Our research group focuses in the development of innovative biomedical devices and the study of human dynamics and neuromuscular control. Research projects are slanted toward commercial applications with most projects having elements of designing, building, and testing. Some projects are focused on developing new medical devices, while others are focused on optimizing engineering designs for improved manufacturability. A few of our current projects are shown below.
Design for Manufacturing
Topology Optimization in 3D Metal Printing: Direct Metal Laser Sintering (DMLS) is a new technology that can be utilized to create structures that cannot be produced by traditional machining processes. Unlike traditional subtractive manufacturing that removes material to produce a component, additive manufacturing produces parts by adding successive layers. In subtractive manufacturing, cost of a part increases with the amount of material removed due to increased labor time. There is a tradeoff between part cost and part weight. The opposite is true for additive manufacturing – the reducing part weight reduces raw material cost, labor cost, processing time, and weight. As a result, employing topology optimization methods to reduce part weight also reduces cost. Jeremy Smith successfully defended his thesis to use ANSYS finite elements analysis (FEA) and topology optimization software to optimize the design of a 3D metal printed bicycle crank arm. He also employed Design for Metal additive manufacturing guidelines to improve the manufacturability of the design prior to printing.

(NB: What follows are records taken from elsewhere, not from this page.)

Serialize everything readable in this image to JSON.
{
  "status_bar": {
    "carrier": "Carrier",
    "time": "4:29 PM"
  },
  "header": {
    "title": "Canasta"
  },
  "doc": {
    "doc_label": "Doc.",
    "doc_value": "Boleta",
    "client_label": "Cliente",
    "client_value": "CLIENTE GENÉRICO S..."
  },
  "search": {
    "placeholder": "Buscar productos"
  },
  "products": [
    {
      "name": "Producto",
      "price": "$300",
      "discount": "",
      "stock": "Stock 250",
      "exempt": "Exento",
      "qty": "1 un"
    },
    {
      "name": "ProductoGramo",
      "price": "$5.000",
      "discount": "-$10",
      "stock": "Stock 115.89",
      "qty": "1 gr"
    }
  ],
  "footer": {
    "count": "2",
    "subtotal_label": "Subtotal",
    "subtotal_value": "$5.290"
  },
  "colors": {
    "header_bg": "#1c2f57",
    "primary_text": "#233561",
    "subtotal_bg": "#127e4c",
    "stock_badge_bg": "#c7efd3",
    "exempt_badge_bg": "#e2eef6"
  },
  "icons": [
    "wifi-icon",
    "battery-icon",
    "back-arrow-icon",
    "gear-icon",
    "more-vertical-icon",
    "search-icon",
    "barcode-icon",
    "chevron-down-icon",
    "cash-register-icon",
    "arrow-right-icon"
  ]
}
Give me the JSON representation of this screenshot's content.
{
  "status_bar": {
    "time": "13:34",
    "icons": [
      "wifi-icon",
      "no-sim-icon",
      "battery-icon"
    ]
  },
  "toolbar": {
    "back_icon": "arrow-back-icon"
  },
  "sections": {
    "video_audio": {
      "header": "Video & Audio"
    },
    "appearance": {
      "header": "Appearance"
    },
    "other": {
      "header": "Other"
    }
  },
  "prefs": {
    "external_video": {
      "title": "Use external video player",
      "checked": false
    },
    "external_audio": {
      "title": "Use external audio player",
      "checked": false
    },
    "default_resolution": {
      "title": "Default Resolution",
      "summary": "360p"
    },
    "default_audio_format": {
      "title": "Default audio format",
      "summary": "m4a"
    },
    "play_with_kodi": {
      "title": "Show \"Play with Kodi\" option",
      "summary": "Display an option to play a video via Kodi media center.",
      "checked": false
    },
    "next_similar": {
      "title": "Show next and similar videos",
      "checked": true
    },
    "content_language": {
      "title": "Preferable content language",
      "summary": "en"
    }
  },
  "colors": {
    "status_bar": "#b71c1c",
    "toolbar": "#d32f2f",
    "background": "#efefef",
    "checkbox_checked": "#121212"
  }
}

Overall, he achieved a 41% weight reduction and associated cost savings with the new design while maintaining the components ability to carry a load.
Controlling Material Properties using Mesostructures: Terail Conts is designing “materials” in which the elastic modulus can be adjusted. This is being achieved by 3D printing mesostructures within the material. These meso structures are smaller that the overall size of the part so overall part shapes can be achieved. However, they are larger than the microstructure, material grains visible using a microscope. Mesostructures are typically on the order of 0.1 mm to 1.5 mm in size. Unlike foam metal that has a random mesostructure, the mesostructure created by 3D printing can be designed enabling more control of material properties. One application of this research is to enable the ability to create an orthopaedic implant with an elastic modulus that matches that of bone to avoid stress shielding. Moreover, because the material stiffness can be adjusted throughout the structure, areas of higher stress can be stiffened and other areas can be made more compliant.
Medical Device Design
Neural Prosthesis: The latest generation of prosthesis include intelligent artificial controllers that enhance the performance of the prosthesis. We are working with the department of physical therapy to developing an experimental medical device to improve gait in people with muscle weakness associated with spinal cord injury, multiple sclerosis, muscular dystrophy, etc. The device under development by Premkumar Subbukutti uses artificial electrical stimulation to induce contractions in the muscles of the lower leg increasing the push off force while walking. Data from foot pressure sensors, accelerometers, and gyroscopes attached to the body are used by the onboard computer within the device to properly time muscle stimulations. We are developing neural networks to manage the large amount of data collected during the decision process.
Biofeedback Device for Stroke Rehabilitation: We are also developing another device to provide positive biofeedback to people during stroke rehabilitation gait retraining. The device is being developed by undergraduate student Jazz Click. The third generation of the device includes a Arduino Nano microcontroller, foot pressure sensor, microphone, and lithium batteries. During gait retraining, when the patient’s heel strikes the ground (as desired) a positive tone is emitted from the device providing biofeedback to reinforce the motion.